When we think of healthcare, we often think of hospitals, nurses and doctors. But knowledge is an undeniably powerful tool in the medical field. And the more knowledge — the more data — that healthcare entities, research organizations and academic institutions can share, the more effective medical professionals can be in caring for patients.
The latest example of this vital synergy between medicine and research is our COVID-19 data consortium known as CHARGE (Consortium of HCA Healthcare and Academia for Research Generation). Launched just this year, the partnership of public and private research institutions is designed to use HCA Healthcare’s vast amount of data on COVID-19 hospital care not only to improve patient outcomes, but also to increase public knowledge.

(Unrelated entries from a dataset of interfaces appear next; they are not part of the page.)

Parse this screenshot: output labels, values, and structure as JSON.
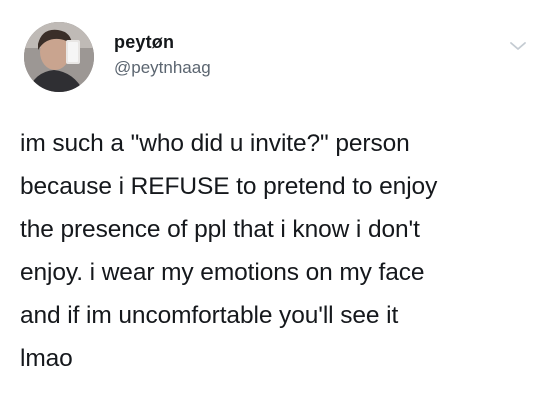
{
  "tweet": {
    "author": {
      "display_name": "peytøn",
      "handle": "@peytnhaag",
      "avatar_icon": "profile-photo"
    },
    "menu_icon": "chevron-down-icon",
    "text": "im such a \"who did u invite?\" person\nbecause i REFUSE to pretend to enjoy\nthe presence of ppl that i know i don't\nenjoy. i wear my emotions on my face\nand if im uncomfortable you'll see it\nlmao",
    "colors": {
      "text": "#15181c",
      "handle": "#5b6570",
      "chevron": "#c4cbd2"
    }
  }
}
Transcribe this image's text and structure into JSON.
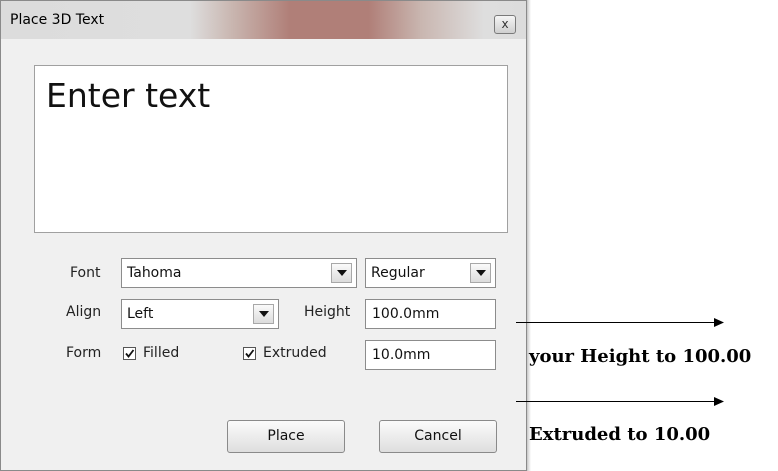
{
  "dialog": {
    "title": "Place 3D Text",
    "close_label": "x",
    "text_content": "Enter text"
  },
  "font": {
    "label": "Font",
    "family_value": "Tahoma",
    "style_value": "Regular"
  },
  "align": {
    "label": "Align",
    "value": "Left"
  },
  "height": {
    "label": "Height",
    "value": "100.0mm"
  },
  "form": {
    "label": "Form",
    "filled_label": "Filled",
    "filled_checked": true,
    "extruded_label": "Extruded",
    "extruded_checked": true,
    "extruded_value": "10.0mm"
  },
  "buttons": {
    "place_label": "Place",
    "cancel_label": "Cancel"
  },
  "annotations": {
    "height_note": "your Height to 100.00",
    "extruded_note": "Extruded to 10.00"
  }
}
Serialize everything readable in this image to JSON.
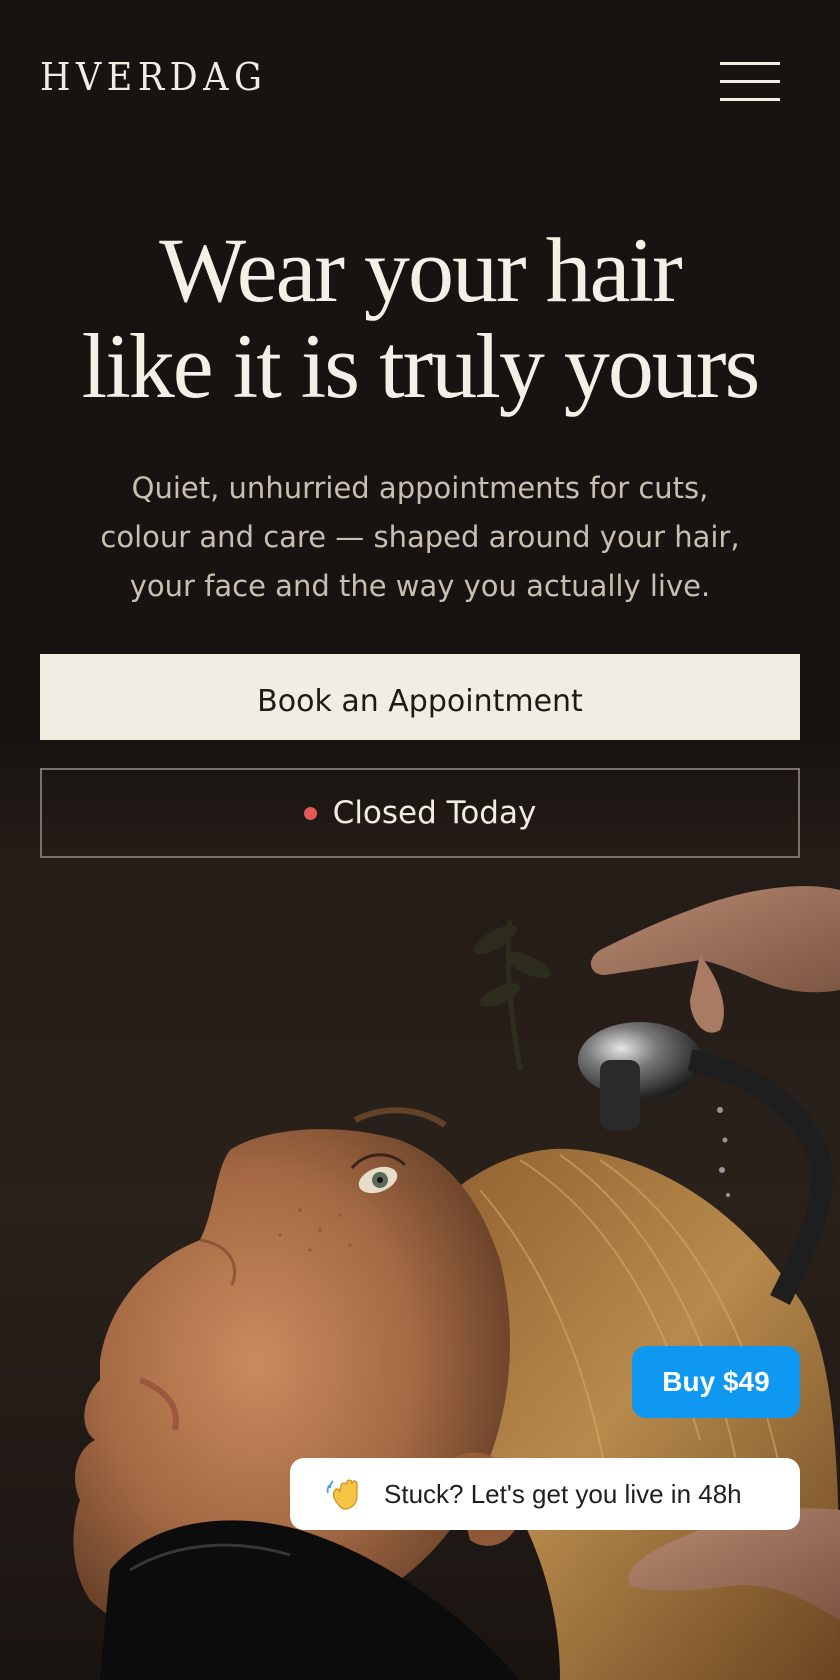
{
  "header": {
    "logo_text": "HVERDAG",
    "menu_icon": "hamburger-menu-icon"
  },
  "hero": {
    "headline_line1": "Wear your hair",
    "headline_line2": "like it is truly yours",
    "subtitle_line1": "Quiet, unhurried appointments for cuts,",
    "subtitle_line2": "colour and care — shaped around your hair,",
    "subtitle_line3": "your face and the way you actually live.",
    "book_button_label": "Book an Appointment",
    "status_label": "Closed Today",
    "status_color": "#e25b58",
    "image_icon": "salon-hair-wash-photo"
  },
  "widgets": {
    "buy_button_label": "Buy $49",
    "buy_button_color": "#0f98f2",
    "chat_icon": "waving-hand-icon",
    "chat_text": "Stuck? Let's get you live in 48h"
  },
  "colors": {
    "background": "#171311",
    "cream": "#f2ede2",
    "text_light": "#f4f0e6",
    "text_muted": "#c9bfb1"
  }
}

“We believe [CHARGE] has the potential to both rapidly produce new evidence to improve the safety and quality of care for people with COVID-19 and serve as a model for the development of a national learning health system,” says Dr. David Meyers, acting director of the federal Agency for Healthcare Research and Quality (AHRQ). The CHARGE institutions — including AHRQ, HCA Healthcare’s own Sarah Cannon Research Institute, Columbia University, Johns Hopkins University, Duke University and Harvard Pilgrim Health Care Institute — will have access to the COVID-19 data in a research program directed by the HCA Healthcare Research Institute.

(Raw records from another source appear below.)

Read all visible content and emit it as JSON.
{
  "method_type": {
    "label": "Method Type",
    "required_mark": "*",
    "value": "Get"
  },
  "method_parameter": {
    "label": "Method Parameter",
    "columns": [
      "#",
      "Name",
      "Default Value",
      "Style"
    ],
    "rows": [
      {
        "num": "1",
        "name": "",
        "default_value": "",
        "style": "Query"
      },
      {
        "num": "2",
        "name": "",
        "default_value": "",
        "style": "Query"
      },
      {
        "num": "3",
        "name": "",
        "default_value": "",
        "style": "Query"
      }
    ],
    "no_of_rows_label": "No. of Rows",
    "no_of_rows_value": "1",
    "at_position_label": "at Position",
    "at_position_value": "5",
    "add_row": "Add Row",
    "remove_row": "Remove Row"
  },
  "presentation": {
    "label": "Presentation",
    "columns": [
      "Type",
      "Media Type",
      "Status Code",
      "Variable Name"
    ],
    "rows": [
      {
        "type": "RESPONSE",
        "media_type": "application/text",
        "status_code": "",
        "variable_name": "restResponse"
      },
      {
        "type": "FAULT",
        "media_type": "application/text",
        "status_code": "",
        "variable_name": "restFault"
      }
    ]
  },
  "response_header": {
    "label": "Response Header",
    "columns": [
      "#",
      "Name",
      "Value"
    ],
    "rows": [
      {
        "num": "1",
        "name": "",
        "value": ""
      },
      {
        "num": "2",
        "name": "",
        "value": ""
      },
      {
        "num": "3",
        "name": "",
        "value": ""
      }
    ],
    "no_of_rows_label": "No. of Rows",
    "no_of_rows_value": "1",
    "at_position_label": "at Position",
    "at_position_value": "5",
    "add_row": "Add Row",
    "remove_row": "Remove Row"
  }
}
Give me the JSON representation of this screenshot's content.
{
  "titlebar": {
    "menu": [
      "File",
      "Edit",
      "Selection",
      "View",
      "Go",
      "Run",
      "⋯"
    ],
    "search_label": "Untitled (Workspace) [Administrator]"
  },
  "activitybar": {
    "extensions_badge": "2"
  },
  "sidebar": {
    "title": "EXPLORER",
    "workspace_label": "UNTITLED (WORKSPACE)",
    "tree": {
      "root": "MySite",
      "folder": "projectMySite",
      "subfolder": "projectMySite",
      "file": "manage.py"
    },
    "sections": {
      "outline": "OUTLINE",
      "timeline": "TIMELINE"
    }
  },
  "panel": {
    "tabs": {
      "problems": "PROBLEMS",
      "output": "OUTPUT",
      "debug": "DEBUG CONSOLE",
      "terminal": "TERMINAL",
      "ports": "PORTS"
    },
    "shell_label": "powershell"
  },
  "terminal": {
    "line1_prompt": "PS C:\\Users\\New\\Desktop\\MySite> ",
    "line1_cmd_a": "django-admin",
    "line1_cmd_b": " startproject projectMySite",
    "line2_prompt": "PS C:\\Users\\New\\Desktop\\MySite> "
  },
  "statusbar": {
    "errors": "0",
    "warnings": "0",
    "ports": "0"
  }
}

“Access to [our] vast data repository will greatly accelerate the pace of discovery of new knowledge,” says Dr. Shoshana Herzig, director of Hospital Medicine Research, Beth Israel Deaconess Medical Center in Boston. “To put it succinctly: This initiative will help save lives.”
“Patient care needs to be focused on data when available, and the data needs to be made easily available to practitioners for their use,” says Dr. Russell E. Poland, Ph.D., Clinical Operations Group, and assistant vice president of HCA Healthcare’s Extramural Research and Collaborative Partnerships. “Unfortunately, many decisions are not based on data but on ‘feelings’ — or even worse, bad data.”